Clark, Timothy. Martin Heidegger. New York: Routledge, 2002. A volume in the series Routledge Critical Thinkers.
Dallmayr, Fred. The Other Heidegger. Ithaca, N.Y.: Cornell University Press, 1993. Argues against the idea that Heidegger’s political involvement with National Socialism can be separated from his philosophical writings but makes an insightful case for why Heidegger’s involvement does not imply that his philosophy should be rejected. There is, Dallymayr claims, an “other Heidegger” whose work can be...
(The entire section is 682 words.)
Biography (Cyclopedia of World Authors, Fourth Revised Edition)

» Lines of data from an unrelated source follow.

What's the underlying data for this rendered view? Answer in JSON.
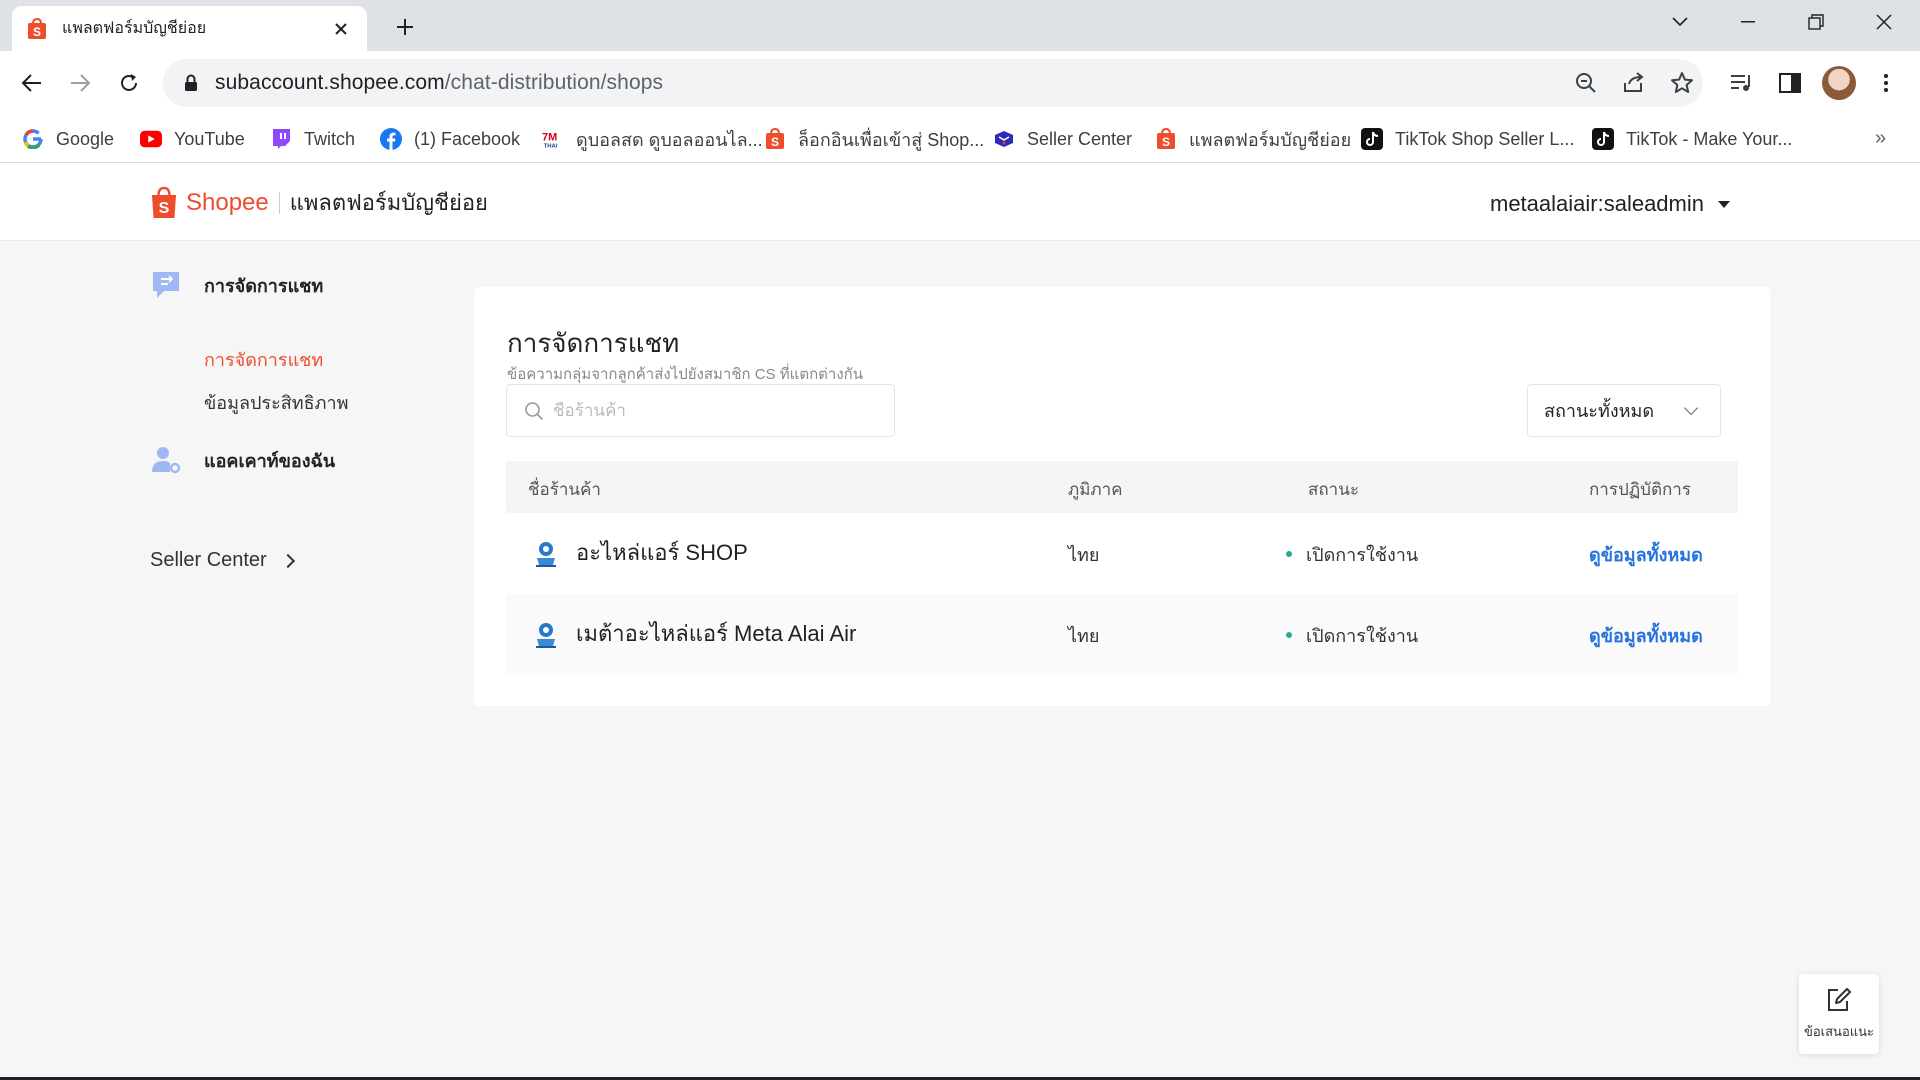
{
  "browser": {
    "tab_title": "แพลตฟอร์มบัญชีย่อย",
    "url_domain": "subaccount.shopee.com",
    "url_path": "/chat-distribution/shops",
    "bookmarks": [
      {
        "label": "Google",
        "icon": "google-icon"
      },
      {
        "label": "YouTube",
        "icon": "youtube-icon"
      },
      {
        "label": "Twitch",
        "icon": "twitch-icon"
      },
      {
        "label": "(1) Facebook",
        "icon": "facebook-icon"
      },
      {
        "label": "ดูบอลสด ดูบอลออนไล...",
        "icon": "7m-icon"
      },
      {
        "label": "ล็อกอินเพื่อเข้าสู่ Shop...",
        "icon": "shopee-icon"
      },
      {
        "label": "Seller Center",
        "icon": "seller-center-icon"
      },
      {
        "label": "แพลตฟอร์มบัญชีย่อย",
        "icon": "shopee-icon"
      },
      {
        "label": "TikTok Shop Seller L...",
        "icon": "tiktok-icon"
      },
      {
        "label": "TikTok - Make Your...",
        "icon": "tiktok-icon"
      }
    ],
    "more_bookmarks": "»"
  },
  "header": {
    "brand": "Shopee",
    "subtitle": "แพลตฟอร์มบัญชีย่อย",
    "account": "metaalaiair:saleadmin"
  },
  "sidebar": {
    "chat_group": "การจัดการแชท",
    "chat_items": [
      "การจัดการแชท",
      "ข้อมูลประสิทธิภาพ"
    ],
    "account_group": "แอคเคาท์ของฉัน",
    "seller_center": "Seller Center"
  },
  "main": {
    "title": "การจัดการแชท",
    "description": "ข้อความกลุ่มจากลูกค้าส่งไปยังสมาชิก CS ที่แตกต่างกัน",
    "search_placeholder": "ชื่อร้านค้า",
    "status_filter": "สถานะทั้งหมด",
    "columns": [
      "ชื่อร้านค้า",
      "ภูมิภาค",
      "สถานะ",
      "การปฏิบัติการ"
    ],
    "rows": [
      {
        "shop": "อะไหล่แอร์ SHOP",
        "region": "ไทย",
        "status": "เปิดการใช้งาน",
        "action": "ดูข้อมูลทั้งหมด"
      },
      {
        "shop": "เมต้าอะไหล่แอร์ Meta Alai Air",
        "region": "ไทย",
        "status": "เปิดการใช้งาน",
        "action": "ดูข้อมูลทั้งหมด"
      }
    ]
  },
  "feedback": {
    "label": "ข้อเสนอแนะ"
  },
  "colors": {
    "brand": "#ee4d2d",
    "link": "#2673dd",
    "status_active": "#26aa99"
  }
}
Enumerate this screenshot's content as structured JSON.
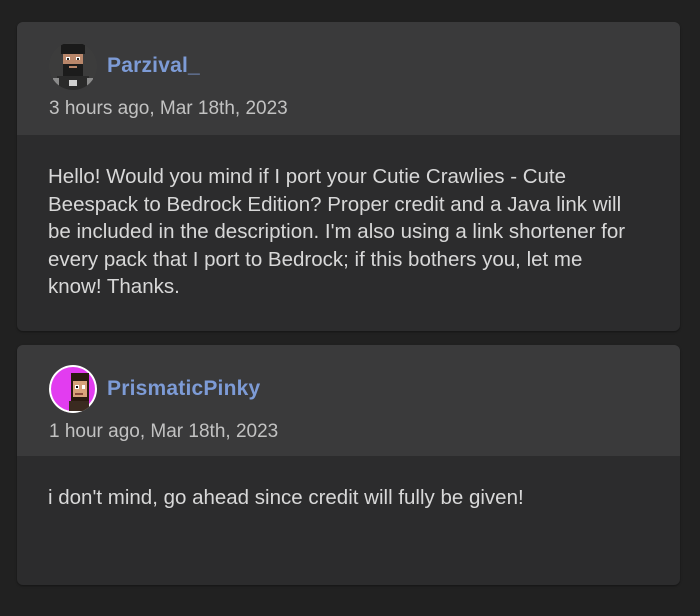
{
  "comments": [
    {
      "username": "Parzival_",
      "timestamp": "3 hours ago, Mar 18th, 2023",
      "body": "Hello! Would you mind if I port your Cutie Crawlies - Cute Beespack to Bedrock Edition? Proper credit and a Java link will be included in the description. I'm also using a link shortener for every pack that I port to Bedrock; if this bothers you, let me know! Thanks."
    },
    {
      "username": "PrismaticPinky",
      "timestamp": "1 hour ago, Mar 18th, 2023",
      "body": "i don't mind, go ahead since credit will fully be given!"
    }
  ],
  "colors": {
    "background": "#212121",
    "card": "#2c2c2d",
    "header": "#3a3a3b",
    "username": "#7d9bd6",
    "text": "#d8d8d8"
  }
}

The work of Martin Heidegger (HI-dehg-ur) was extremely influential in twentieth century philosophy, theology, and literary criticism. His writings are essential reading for a study of phenomenology, existentialism, and deconstruction.

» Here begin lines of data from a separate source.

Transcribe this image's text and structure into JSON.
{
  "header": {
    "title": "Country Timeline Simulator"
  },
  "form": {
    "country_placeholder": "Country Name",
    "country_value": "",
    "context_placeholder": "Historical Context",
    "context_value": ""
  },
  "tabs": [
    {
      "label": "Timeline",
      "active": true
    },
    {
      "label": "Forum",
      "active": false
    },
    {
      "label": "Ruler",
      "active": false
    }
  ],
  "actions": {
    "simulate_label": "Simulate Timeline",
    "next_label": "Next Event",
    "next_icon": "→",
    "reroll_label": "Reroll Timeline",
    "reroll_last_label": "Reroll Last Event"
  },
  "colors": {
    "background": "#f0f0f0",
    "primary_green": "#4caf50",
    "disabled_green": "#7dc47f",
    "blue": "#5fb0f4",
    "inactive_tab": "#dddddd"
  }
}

Heidegger was born into a Catholic family, and he began his academic studies as a student of theology. During his studies and early teaching career at the University of Freiburg, however, Heidegger became a follower of Edmund Husserl, who encouraged Heidegger’s work only as Heidegger began to reject his adherence to Catholic doctrine. Heidegger’s study of Friedrich Nietzsche completed his break with Catholicism.

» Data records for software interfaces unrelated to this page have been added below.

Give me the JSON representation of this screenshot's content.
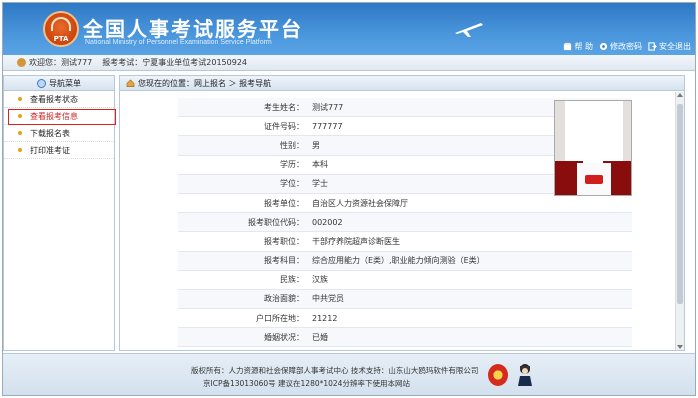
{
  "header": {
    "logo_text": "PTA",
    "title": "全国人事考试服务平台",
    "subtitle": "National Ministry of Personnel Examination Service Platform",
    "links": [
      {
        "label": "帮 助",
        "icon": "help-icon"
      },
      {
        "label": "修改密码",
        "icon": "key-icon"
      },
      {
        "label": "安全退出",
        "icon": "logout-icon"
      }
    ]
  },
  "welcome": {
    "greeting": "欢迎您：测试777",
    "exam": "报考考试：宁夏事业单位考试20150924"
  },
  "sidebar": {
    "title": "导航菜单",
    "items": [
      {
        "label": "查看报考状态"
      },
      {
        "label": "查看报考信息"
      },
      {
        "label": "下载报名表"
      },
      {
        "label": "打印准考证"
      }
    ]
  },
  "breadcrumb": "您现在的位置：网上报名 ＞ 报考导航",
  "fields": [
    {
      "label": "考生姓名：",
      "value": "测试777"
    },
    {
      "label": "证件号码：",
      "value": "777777"
    },
    {
      "label": "性别：",
      "value": "男"
    },
    {
      "label": "学历：",
      "value": "本科"
    },
    {
      "label": "学位：",
      "value": "学士"
    },
    {
      "label": "报考单位：",
      "value": "自治区人力资源社会保障厅"
    },
    {
      "label": "报考职位代码：",
      "value": "002002"
    },
    {
      "label": "报考职位：",
      "value": "干部疗养院超声诊断医生"
    },
    {
      "label": "报考科目：",
      "value": "综合应用能力（E类）,职业能力倾向测验（E类）"
    },
    {
      "label": "民族：",
      "value": "汉族"
    },
    {
      "label": "政治面貌：",
      "value": "中共党员"
    },
    {
      "label": "户口所在地：",
      "value": "21212"
    },
    {
      "label": "婚姻状况：",
      "value": "已婚"
    }
  ],
  "footer": {
    "line1": "版权所有：人力资源和社会保障部人事考试中心  技术支持：山东山大鸥玛软件有限公司",
    "line2": "京ICP备13013060号  建议在1280*1024分辨率下使用本网站"
  }
}
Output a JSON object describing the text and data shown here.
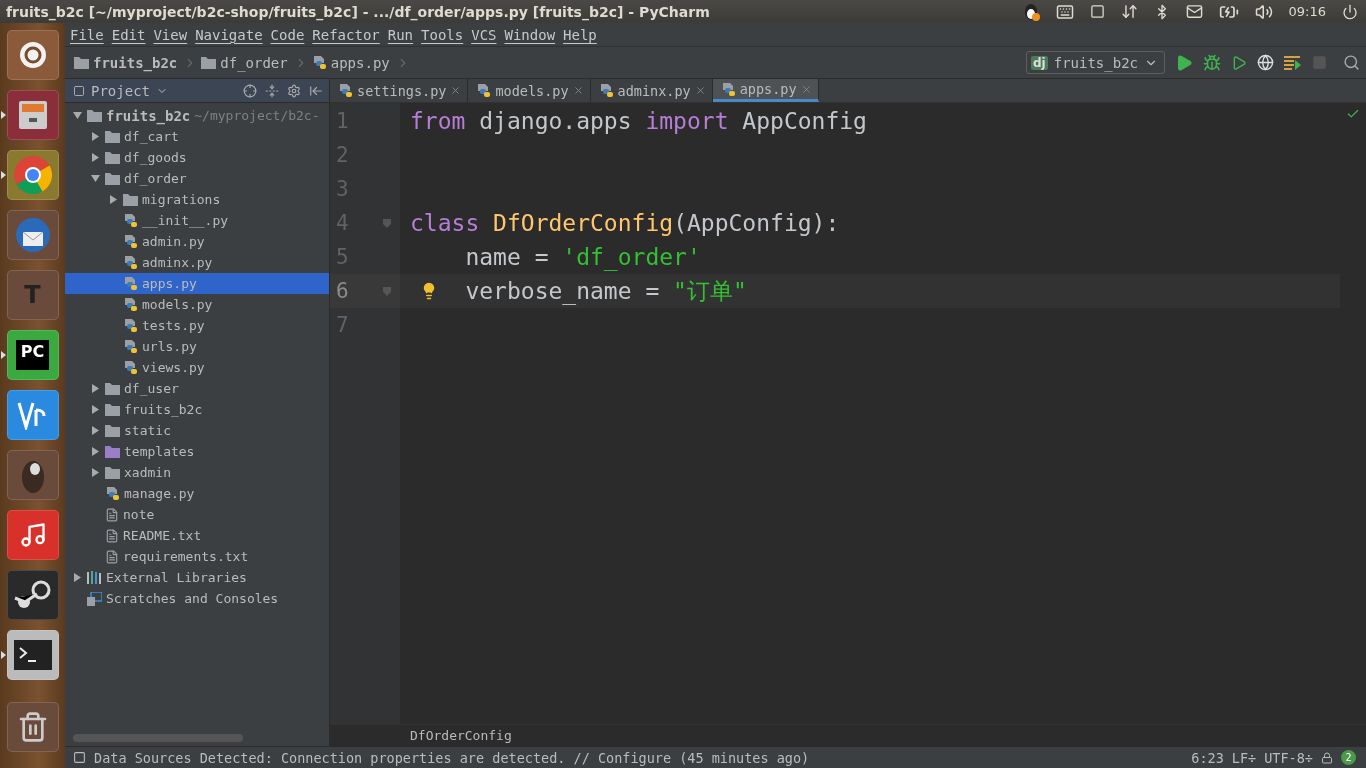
{
  "top_panel": {
    "title": "fruits_b2c [~/myproject/b2c-shop/fruits_b2c] - .../df_order/apps.py [fruits_b2c] - PyCharm",
    "clock": "09:16"
  },
  "launcher": [
    {
      "kind": "ubuntu",
      "active": false
    },
    {
      "kind": "files",
      "active": true
    },
    {
      "kind": "chrome",
      "active": true
    },
    {
      "kind": "thunderbird",
      "active": false
    },
    {
      "kind": "text",
      "glyph": "T",
      "active": false
    },
    {
      "kind": "pycharm",
      "glyph": "PC",
      "active": true
    },
    {
      "kind": "vnc",
      "active": false
    },
    {
      "kind": "beaver",
      "active": false
    },
    {
      "kind": "music",
      "active": false
    },
    {
      "kind": "steam",
      "active": false
    },
    {
      "kind": "terminal",
      "active": true
    },
    {
      "kind": "trash",
      "active": false
    }
  ],
  "menu": [
    "File",
    "Edit",
    "View",
    "Navigate",
    "Code",
    "Refactor",
    "Run",
    "Tools",
    "VCS",
    "Window",
    "Help"
  ],
  "breadcrumbs": [
    {
      "label": "fruits_b2c",
      "kind": "folder"
    },
    {
      "label": "df_order",
      "kind": "folder"
    },
    {
      "label": "apps.py",
      "kind": "python"
    }
  ],
  "run_config": {
    "badge": "dj",
    "label": "fruits_b2c"
  },
  "project_panel": {
    "title": "Project"
  },
  "tree": [
    {
      "label": "fruits_b2c",
      "kind": "root",
      "path": "~/myproject/b2c-",
      "expanded": true,
      "selected": false,
      "children": [
        {
          "label": "df_cart",
          "kind": "folder",
          "expanded": false,
          "selected": false
        },
        {
          "label": "df_goods",
          "kind": "folder",
          "expanded": false,
          "selected": false
        },
        {
          "label": "df_order",
          "kind": "folder",
          "expanded": true,
          "selected": false,
          "children": [
            {
              "label": "migrations",
              "kind": "folder",
              "expanded": false,
              "selected": false
            },
            {
              "label": "__init__.py",
              "kind": "python",
              "selected": false
            },
            {
              "label": "admin.py",
              "kind": "python",
              "selected": false
            },
            {
              "label": "adminx.py",
              "kind": "python",
              "selected": false
            },
            {
              "label": "apps.py",
              "kind": "python",
              "selected": true
            },
            {
              "label": "models.py",
              "kind": "python",
              "selected": false
            },
            {
              "label": "tests.py",
              "kind": "python",
              "selected": false
            },
            {
              "label": "urls.py",
              "kind": "python",
              "selected": false
            },
            {
              "label": "views.py",
              "kind": "python",
              "selected": false
            }
          ]
        },
        {
          "label": "df_user",
          "kind": "folder",
          "expanded": false,
          "selected": false
        },
        {
          "label": "fruits_b2c",
          "kind": "folder",
          "expanded": false,
          "selected": false
        },
        {
          "label": "static",
          "kind": "folder",
          "expanded": false,
          "selected": false
        },
        {
          "label": "templates",
          "kind": "template_folder",
          "expanded": false,
          "selected": false
        },
        {
          "label": "xadmin",
          "kind": "folder",
          "expanded": false,
          "selected": false
        },
        {
          "label": "manage.py",
          "kind": "python",
          "selected": false
        },
        {
          "label": "note",
          "kind": "text",
          "selected": false
        },
        {
          "label": "README.txt",
          "kind": "text",
          "selected": false
        },
        {
          "label": "requirements.txt",
          "kind": "text",
          "selected": false
        }
      ]
    },
    {
      "label": "External Libraries",
      "kind": "library",
      "expanded": false,
      "selected": false
    },
    {
      "label": "Scratches and Consoles",
      "kind": "scratches",
      "selected": false
    }
  ],
  "tabs": [
    {
      "label": "settings.py",
      "selected": false
    },
    {
      "label": "models.py",
      "selected": false
    },
    {
      "label": "adminx.py",
      "selected": false
    },
    {
      "label": "apps.py",
      "selected": true
    }
  ],
  "code": [
    {
      "number": "1",
      "current": false,
      "tokens": [
        {
          "kind": "keyword",
          "text": "from"
        },
        {
          "kind": "plain",
          "text": " django.apps "
        },
        {
          "kind": "keyword",
          "text": "import"
        },
        {
          "kind": "plain",
          "text": " AppConfig"
        }
      ]
    },
    {
      "number": "2",
      "current": false
    },
    {
      "number": "3",
      "current": false
    },
    {
      "number": "4",
      "current": false,
      "fold": true,
      "tokens": [
        {
          "kind": "keyword",
          "text": "class"
        },
        {
          "kind": "classname",
          "text": " DfOrderConfig"
        },
        {
          "kind": "plain",
          "text": "(AppConfig):"
        }
      ]
    },
    {
      "number": "5",
      "current": false,
      "tokens": [
        {
          "kind": "plain",
          "text": "    name = "
        },
        {
          "kind": "string",
          "text": "'df_order'"
        }
      ]
    },
    {
      "number": "6",
      "current": true,
      "fold": true,
      "bulb": true,
      "tokens": [
        {
          "kind": "plain",
          "text": "    verbose_name = "
        },
        {
          "kind": "string",
          "text": "\"订单\""
        }
      ]
    },
    {
      "number": "7",
      "current": false
    }
  ],
  "editor_breadcrumb": "DfOrderConfig",
  "status_bar": {
    "message": "Data Sources Detected: Connection properties are detected. // Configure (45 minutes ago)",
    "position": "6:23",
    "line_separator": "LF÷",
    "encoding": "UTF-8÷",
    "notifications": "2"
  }
}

Heidegger’s first major work is his magnum opus, Being...
(The entire section is 730 words.)
Biography (World Philosophers and Their Works)
Article abstract: From within the Continental tradition of philosophy known as existentialism, Heidegger strove to free philosophy from what he claimed were its millennia-old metaphysical shackles. Using complex and arcane terminology, he investigated the confrontation of the human being with Being itself and cleared a way for the answer to the question of why there is something rather than nothing.
Martin Heidegger was the son of Friedrich Heidegger, a Catholic sexton at Messkirch, a small village in the Black Forest region of southwestern Germany, and Johanna (Kempf) Heidegger. Martin, the elder of the couple’s two sons, attended public school in Messkirch and then...
(The entire section is 2741 words.)
Biography (Ethics (Ready Reference series))
Heidegger studied at the University of Freiburg under Edmund Husserl, whom he succeeded as professor of philosophy in 1928. For Heidegger, the basic questions of ethics, such as “What is good?” and “What is it that one ought to do?” are subsumed in the prior ontological question “What is?” Heidegger found, however, that the traditional formulation of the ontological question “What is being?” failed to explicitly thematize the dimension of meaning. The leading question in Heidegger’s thought, as opposed to traditional ontology, became “What is the meaning of being?” The Greek words used by Plato and Aristotle that are commonly translated as “being” and...
(The entire section is 917 words.)